AIM OF THE EXERCISE – If the records include pictures, omit them and set down everything else verbatim.

(MATERIAL PROVIDED)

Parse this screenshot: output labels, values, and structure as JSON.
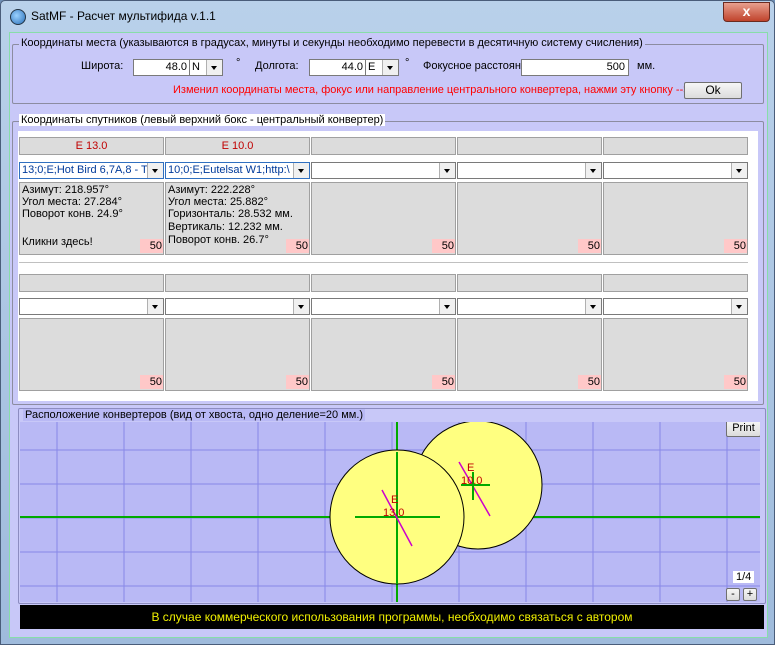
{
  "window": {
    "title": "SatMF - Расчет мультифида v.1.1",
    "close_label": "x"
  },
  "location": {
    "group_title": "Координаты места (указываются в градусах, минуты  и секунды необходимо перевести в десятичную систему счисления)",
    "lat_label": "Широта:",
    "lat_value": "48.0",
    "lat_hemisphere": "N",
    "degree_mark": "°",
    "lon_label": "Долгота:",
    "lon_value": "44.0",
    "lon_hemisphere": "E",
    "focal_label": "Фокусное расстояние:",
    "focal_value": "500",
    "focal_unit": "мм.",
    "hint": "Изменил координаты места, фокус или направление центрального конвертера, нажми эту кнопку -->",
    "ok_label": "Ok",
    "hint_color": "#ff0000"
  },
  "satellites": {
    "group_title": "Координаты спутников (левый верхний бокс - центральный конвертер)",
    "row1": {
      "headers": [
        "E 13.0",
        "E 10.0",
        "",
        "",
        ""
      ],
      "combos": [
        "13;0;E;Hot Bird 6,7A,8 - T",
        "10;0;E;Eutelsat W1;http:\\",
        "",
        "",
        ""
      ],
      "info": [
        {
          "lines": [
            "Азимут:  218.957°",
            "Угол места:  27.284°",
            "Поворот конв. 24.9°",
            "",
            "Кликни здесь!"
          ],
          "focus": "50"
        },
        {
          "lines": [
            "Азимут:  222.228°",
            "Угол места:  25.882°",
            "Горизонталь:  28.532 мм.",
            "Вертикаль:  12.232 мм.",
            "Поворот конв. 26.7°"
          ],
          "focus": "50"
        },
        {
          "lines": [],
          "focus": "50"
        },
        {
          "lines": [],
          "focus": "50"
        },
        {
          "lines": [],
          "focus": "50"
        }
      ]
    },
    "row2": {
      "headers": [
        "",
        "",
        "",
        "",
        ""
      ],
      "combos": [
        "",
        "",
        "",
        "",
        ""
      ],
      "info": [
        {
          "focus": "50"
        },
        {
          "focus": "50"
        },
        {
          "focus": "50"
        },
        {
          "focus": "50"
        },
        {
          "focus": "50"
        }
      ]
    },
    "header_text_color": "#c00000"
  },
  "layout_view": {
    "group_title": "Расположение конвертеров (вид от хвоста, одно деление=20 мм.)",
    "print_label": "Print",
    "zoom_label": "1/4",
    "zoom_minus": "-",
    "zoom_plus": "+",
    "converters": [
      {
        "label_top": "E",
        "label_bottom": "13.0"
      },
      {
        "label_top": "E",
        "label_bottom": "10.0"
      }
    ],
    "colors": {
      "background": "#b9b9f5",
      "grid": "#8888e8",
      "axes": "#00aa00",
      "converter_fill": "#ffff80",
      "converter_mark": "#cc00cc",
      "label": "#c00000"
    }
  },
  "status": {
    "text": "В случае коммерческого использования программы, необходимо связаться с автором"
  }
}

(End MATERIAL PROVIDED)

RESULT OF THE TASK –
Parse this screenshot: output labels, values, and structure as JSON.
{
  "window": {
    "title": "SatMF - Расчет мультифида v.1.1",
    "close_label": "x"
  },
  "location": {
    "group_title": "Координаты места (указываются в градусах, минуты  и секунды необходимо перевести в десятичную систему счисления)",
    "lat_label": "Широта:",
    "lat_value": "48.0",
    "lat_hemisphere": "N",
    "degree_mark": "°",
    "lon_label": "Долгота:",
    "lon_value": "44.0",
    "lon_hemisphere": "E",
    "focal_label": "Фокусное расстояние:",
    "focal_value": "500",
    "focal_unit": "мм.",
    "hint": "Изменил координаты места, фокус или направление центрального конвертера, нажми эту кнопку -->",
    "ok_label": "Ok",
    "hint_color": "#ff0000"
  },
  "satellites": {
    "group_title": "Координаты спутников (левый верхний бокс - центральный конвертер)",
    "row1": {
      "headers": [
        "E 13.0",
        "E 10.0",
        "",
        "",
        ""
      ],
      "combos": [
        "13;0;E;Hot Bird 6,7A,8 - T",
        "10;0;E;Eutelsat W1;http:\\",
        "",
        "",
        ""
      ],
      "info": [
        {
          "lines": [
            "Азимут:  218.957°",
            "Угол места:  27.284°",
            "Поворот конв. 24.9°",
            "",
            "Кликни здесь!"
          ],
          "focus": "50"
        },
        {
          "lines": [
            "Азимут:  222.228°",
            "Угол места:  25.882°",
            "Горизонталь:  28.532 мм.",
            "Вертикаль:  12.232 мм.",
            "Поворот конв. 26.7°"
          ],
          "focus": "50"
        },
        {
          "lines": [],
          "focus": "50"
        },
        {
          "lines": [],
          "focus": "50"
        },
        {
          "lines": [],
          "focus": "50"
        }
      ]
    },
    "row2": {
      "headers": [
        "",
        "",
        "",
        "",
        ""
      ],
      "combos": [
        "",
        "",
        "",
        "",
        ""
      ],
      "info": [
        {
          "focus": "50"
        },
        {
          "focus": "50"
        },
        {
          "focus": "50"
        },
        {
          "focus": "50"
        },
        {
          "focus": "50"
        }
      ]
    },
    "header_text_color": "#c00000"
  },
  "layout_view": {
    "group_title": "Расположение конвертеров (вид от хвоста, одно деление=20 мм.)",
    "print_label": "Print",
    "zoom_label": "1/4",
    "zoom_minus": "-",
    "zoom_plus": "+",
    "converters": [
      {
        "label_top": "E",
        "label_bottom": "13.0"
      },
      {
        "label_top": "E",
        "label_bottom": "10.0"
      }
    ],
    "colors": {
      "background": "#b9b9f5",
      "grid": "#8888e8",
      "axes": "#00aa00",
      "converter_fill": "#ffff80",
      "converter_mark": "#cc00cc",
      "label": "#c00000"
    }
  },
  "status": {
    "text": "В случае коммерческого использования программы, необходимо связаться с автором"
  }
}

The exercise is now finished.